Your assignment: With nothing left out, give the data back exactly.

Given entries:
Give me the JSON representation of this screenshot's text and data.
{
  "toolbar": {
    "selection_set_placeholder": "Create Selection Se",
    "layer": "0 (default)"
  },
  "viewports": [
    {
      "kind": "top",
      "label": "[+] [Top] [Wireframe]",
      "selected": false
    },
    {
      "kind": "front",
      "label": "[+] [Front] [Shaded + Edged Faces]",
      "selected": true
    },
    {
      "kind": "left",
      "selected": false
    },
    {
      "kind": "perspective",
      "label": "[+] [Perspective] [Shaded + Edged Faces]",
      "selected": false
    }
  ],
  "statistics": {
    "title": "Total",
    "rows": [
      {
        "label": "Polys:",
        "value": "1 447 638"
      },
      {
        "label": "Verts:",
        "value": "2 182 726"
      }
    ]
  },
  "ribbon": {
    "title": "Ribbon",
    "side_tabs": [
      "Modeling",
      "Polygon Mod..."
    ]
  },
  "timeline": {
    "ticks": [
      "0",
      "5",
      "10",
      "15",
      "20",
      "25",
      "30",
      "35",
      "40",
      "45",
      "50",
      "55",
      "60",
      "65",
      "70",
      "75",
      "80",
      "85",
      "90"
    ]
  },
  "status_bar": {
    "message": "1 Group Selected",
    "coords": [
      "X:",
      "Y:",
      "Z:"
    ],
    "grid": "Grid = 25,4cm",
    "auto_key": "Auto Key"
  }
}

The completed task:
Give me the JSON representation of this screenshot's text and data.
{
  "toolbar": {
    "selection_set_placeholder": "Create Selection Se",
    "layer": "0 (default)"
  },
  "viewports": [
    {
      "kind": "top",
      "label": "[+] [Top] [Wireframe]",
      "selected": false
    },
    {
      "kind": "front",
      "label": "[+] [Front] [Shaded + Edged Faces]",
      "selected": true
    },
    {
      "kind": "left",
      "selected": false
    },
    {
      "kind": "perspective",
      "label": "[+] [Perspective] [Shaded + Edged Faces]",
      "selected": false
    }
  ],
  "statistics": {
    "title": "Total",
    "rows": [
      {
        "label": "Polys:",
        "value": "1 447 638"
      },
      {
        "label": "Verts:",
        "value": "2 182 726"
      }
    ]
  },
  "ribbon": {
    "title": "Ribbon",
    "side_tabs": [
      "Modeling",
      "Polygon Mod..."
    ]
  },
  "timeline": {
    "ticks": [
      "0",
      "5",
      "10",
      "15",
      "20",
      "25",
      "30",
      "35",
      "40",
      "45",
      "50",
      "55",
      "60",
      "65",
      "70",
      "75",
      "80",
      "85",
      "90"
    ]
  },
  "status_bar": {
    "message": "1 Group Selected",
    "coords": [
      "X:",
      "Y:",
      "Z:"
    ],
    "grid": "Grid = 25,4cm",
    "auto_key": "Auto Key"
  }
}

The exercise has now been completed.